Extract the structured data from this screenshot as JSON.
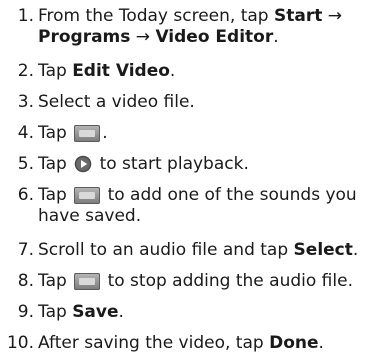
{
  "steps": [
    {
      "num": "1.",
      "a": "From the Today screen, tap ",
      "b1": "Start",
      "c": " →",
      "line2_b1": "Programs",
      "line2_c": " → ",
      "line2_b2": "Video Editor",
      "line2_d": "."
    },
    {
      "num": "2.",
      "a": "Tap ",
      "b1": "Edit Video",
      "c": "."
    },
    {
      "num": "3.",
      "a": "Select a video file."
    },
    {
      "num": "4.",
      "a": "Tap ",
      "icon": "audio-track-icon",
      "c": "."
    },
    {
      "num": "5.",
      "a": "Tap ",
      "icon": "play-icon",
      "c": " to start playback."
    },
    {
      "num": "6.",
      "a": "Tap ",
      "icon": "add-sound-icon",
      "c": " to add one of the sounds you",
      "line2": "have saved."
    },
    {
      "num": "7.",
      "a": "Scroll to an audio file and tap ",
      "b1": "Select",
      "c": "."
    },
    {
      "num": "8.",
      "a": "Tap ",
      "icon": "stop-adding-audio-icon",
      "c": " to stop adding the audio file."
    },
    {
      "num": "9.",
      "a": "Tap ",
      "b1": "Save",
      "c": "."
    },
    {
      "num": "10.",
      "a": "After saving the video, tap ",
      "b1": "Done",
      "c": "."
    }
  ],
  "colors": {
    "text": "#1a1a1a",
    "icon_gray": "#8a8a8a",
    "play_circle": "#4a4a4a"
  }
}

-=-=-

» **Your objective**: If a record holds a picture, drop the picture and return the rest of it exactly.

» **Response box**:
Extract the structured data from this screenshot as JSON.
{
  "steps": [
    {
      "num": "1.",
      "a": "From the Today screen, tap ",
      "b1": "Start",
      "c": " →",
      "line2_b1": "Programs",
      "line2_c": " → ",
      "line2_b2": "Video Editor",
      "line2_d": "."
    },
    {
      "num": "2.",
      "a": "Tap ",
      "b1": "Edit Video",
      "c": "."
    },
    {
      "num": "3.",
      "a": "Select a video file."
    },
    {
      "num": "4.",
      "a": "Tap ",
      "icon": "audio-track-icon",
      "c": "."
    },
    {
      "num": "5.",
      "a": "Tap ",
      "icon": "play-icon",
      "c": " to start playback."
    },
    {
      "num": "6.",
      "a": "Tap ",
      "icon": "add-sound-icon",
      "c": " to add one of the sounds you",
      "line2": "have saved."
    },
    {
      "num": "7.",
      "a": "Scroll to an audio file and tap ",
      "b1": "Select",
      "c": "."
    },
    {
      "num": "8.",
      "a": "Tap ",
      "icon": "stop-adding-audio-icon",
      "c": " to stop adding the audio file."
    },
    {
      "num": "9.",
      "a": "Tap ",
      "b1": "Save",
      "c": "."
    },
    {
      "num": "10.",
      "a": "After saving the video, tap ",
      "b1": "Done",
      "c": "."
    }
  ],
  "colors": {
    "text": "#1a1a1a",
    "icon_gray": "#8a8a8a",
    "play_circle": "#4a4a4a"
  }
}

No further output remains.